    It’s not just knife-work either; almost any abrasive tool will work. “I use sandpaper, fiberglass brushes, even tattoo needles to get the textures and values I want.” To see what tools Ward uses, visit heatherwardwildlifeart.blogspot.com/2013/02/scratchboard-tools.html.

  • The Los Alamos Symphony Orchestra will hold its spring concert in May and it will be conducted by Don Gerheart. The concert master will be Los Alamos High School alum Rachel Hixson.
    The spring concert will be 7 p.m. May 2 at the Crossroads Bible Church. Doors open at 6:30 p.m.
    The program will consist of the following: Overture to Nabucco from Verdi, Carmen Suite No. 1 from Bizet and Symphony in D Minor from César Franck.
    For Hixson, the program is a wide-range mix of classical rhythms and scales. She said she is looking forward to the duties of maintaining the orchestra and helping colleagues tune and bow their instruments.
    “It is an excellent program,” Hixson said. “It is filled with fun overtures and Carmen is the perfect introduction to the Santa Fe Opera production coming up this season.”
    Gerheart also said he enjoys the range of tempos in Carmen, such as the overture to the bull fighting scene in the opera to the march-like beats.
    Gerheart admits the program is long and challenging. “It’s a nice variety of ranges,” he said. “Franck’s work is an extensive piece with many changing modulations.” The piece is several minutes long and switches from string to wind instruments.

  • After 23 years of teaching at Los Alamos High School, math teacher Joy Handsberry has had a chance to see a totally different side of staff and students, one of love and compassion.
    Handsberry was diagnosed with ovarian cancer earlier in the school year, which was discovered during a routine doctor’s appointment and after an odd pain that happened a day earlier.

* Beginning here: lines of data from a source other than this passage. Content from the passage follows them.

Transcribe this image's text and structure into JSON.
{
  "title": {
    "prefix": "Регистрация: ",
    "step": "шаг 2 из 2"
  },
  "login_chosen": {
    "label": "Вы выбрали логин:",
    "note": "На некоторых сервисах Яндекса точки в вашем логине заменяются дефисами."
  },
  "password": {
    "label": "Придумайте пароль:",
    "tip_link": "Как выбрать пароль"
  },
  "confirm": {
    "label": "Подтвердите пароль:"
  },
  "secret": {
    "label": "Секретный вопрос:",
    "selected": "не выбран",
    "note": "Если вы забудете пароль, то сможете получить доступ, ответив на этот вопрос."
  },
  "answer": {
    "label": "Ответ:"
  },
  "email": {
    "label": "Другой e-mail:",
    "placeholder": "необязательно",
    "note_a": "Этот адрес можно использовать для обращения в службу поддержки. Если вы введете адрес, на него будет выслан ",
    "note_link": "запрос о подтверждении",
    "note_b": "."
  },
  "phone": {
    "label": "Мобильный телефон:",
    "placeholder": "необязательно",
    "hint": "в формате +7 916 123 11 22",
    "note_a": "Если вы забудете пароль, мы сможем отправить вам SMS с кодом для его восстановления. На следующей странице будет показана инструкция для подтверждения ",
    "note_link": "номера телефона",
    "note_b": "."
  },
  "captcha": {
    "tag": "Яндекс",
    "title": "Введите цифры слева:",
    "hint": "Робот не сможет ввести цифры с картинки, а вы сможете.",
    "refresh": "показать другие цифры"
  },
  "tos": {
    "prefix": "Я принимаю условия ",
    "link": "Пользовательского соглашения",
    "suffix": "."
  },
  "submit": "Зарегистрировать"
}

    “I mentioned it to my doctor, Dr. Molly Vosburg, the next day to her great credit, Dr. Vosburg immediately ordered a CT scan and we caught the cancer at stage 2,” Handsberry said. “Since the diagnosis, it’s been quite a whirlwind of treatment with surgery followed by chemotherapy. The thing that has stood out most to me along this path is just how wonderful people are and how much they long to help.”

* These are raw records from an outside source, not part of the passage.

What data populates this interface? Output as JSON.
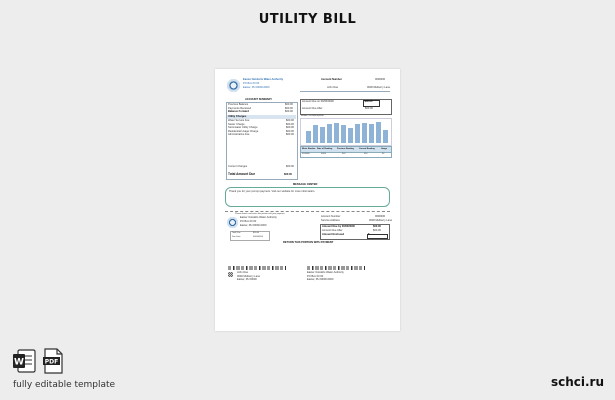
{
  "page_title": "UTILITY BILL",
  "footer": {
    "left_text": "fully editable template",
    "site": "schci.ru"
  },
  "icons": {
    "word": "word-icon",
    "pdf": "pdf-icon"
  },
  "doc": {
    "company_name": "Easter Outskirts Water Authority",
    "company_address": "PO Box 00 00",
    "company_city": "Easter, Pk 00000-0000",
    "account_number_label": "Account Number",
    "account_number_value": "0000000",
    "customer_name": "John Doe",
    "customer_address": "0000 Mulberry Lane",
    "account_summary_title": "ACCOUNT SUMMARY",
    "summary_rows": [
      {
        "label": "Previous Balance",
        "value": "$00.00"
      },
      {
        "label": "Payments Received",
        "value": "$00.00"
      },
      {
        "label": "Balance Forward",
        "value": "$00.00"
      }
    ],
    "charges_title": "Utility Charges",
    "charges_rows": [
      {
        "label": "Water Service Fee",
        "value": "$00.00"
      },
      {
        "label": "Sewer Charge",
        "value": "$00.00"
      },
      {
        "label": "Stormwater Utility Charge",
        "value": "$00.00"
      },
      {
        "label": "Residential Usage Charge",
        "value": "$00.00"
      },
      {
        "label": "Administrative Fee",
        "value": "$00.00"
      }
    ],
    "current_charges_label": "Current Charges",
    "current_charges_value": "$00.00",
    "total_due_label": "Total Amount Due",
    "total_due_value": "$00.00",
    "amount_due_label": "Amount Due on 00/00/0000",
    "amount_due_value": "$00.00",
    "amount_after_label": "Amount Due After",
    "amount_after_value": "$00.00",
    "usage_title": "Water Consumption",
    "usage_bars": [
      0.55,
      0.8,
      0.75,
      0.85,
      0.9,
      0.8,
      0.7,
      0.85,
      0.9,
      0.88,
      0.95,
      0.6
    ],
    "usage_table_headers": [
      "Meter Number",
      "Date of Reading",
      "Previous Reading",
      "Current Reading",
      "Usage"
    ],
    "usage_table_values": [
      "0000000",
      "00/00",
      "000",
      "000",
      "00"
    ],
    "message_title": "MESSAGE CENTER",
    "message_text": "Thank you for your prompt payment. Visit our website for more information.",
    "cut_line": "Please detach and return this portion with your payment",
    "stub_company_name": "Easter Outskirts Water Authority",
    "stub_address": "PO Box 00 00",
    "stub_city": "Easter, Pk 00000-0000",
    "stub_account_label": "Account Number",
    "stub_account_value": "0000000",
    "stub_service_label": "Service Address",
    "stub_service_value": "0000 Mulberry Lane",
    "stub_due_label": "Amount Due by 00/00/0000",
    "stub_due_value": "$00.00",
    "stub_after_label": "Amount Due After",
    "stub_after_value": "$00.00",
    "stub_enclosed_label": "Amount Enclosed",
    "stub_enclosed_value": "$",
    "stub_small_rows": [
      {
        "label": "Total Due",
        "value": "$00.00"
      },
      {
        "label": "Due Date",
        "value": "00/00/0000"
      }
    ],
    "return_label": "RETURN THIS PORTION WITH PAYMENT",
    "mail_to_name": "John Doe",
    "mail_to_address": "0000 Mulberry Lane",
    "mail_to_city": "Easter, Pk 00000",
    "remit_name": "Easter Outskirts Water Authority",
    "remit_address": "PO Box 00 00",
    "remit_city": "Easter, Pk 00000-0000"
  }
}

    Thursday, LAHS students Emily Pittman, Emma Lathrop and the LAHS Key Club, with the help of the Kiwanis Club, will host a spaghetti fundraiser dinner at the Christian Church on East Road.
    The event starts at 5:30 p.m. with spaghetti, meatballs, bread, salad, cookie and a drink on the menu. Donations will be accepted for Handsberry.
    Pittman’s involvement was the organization of events. Pittman found the location for the dinner and also found adults and students willing to help with set up and clean up.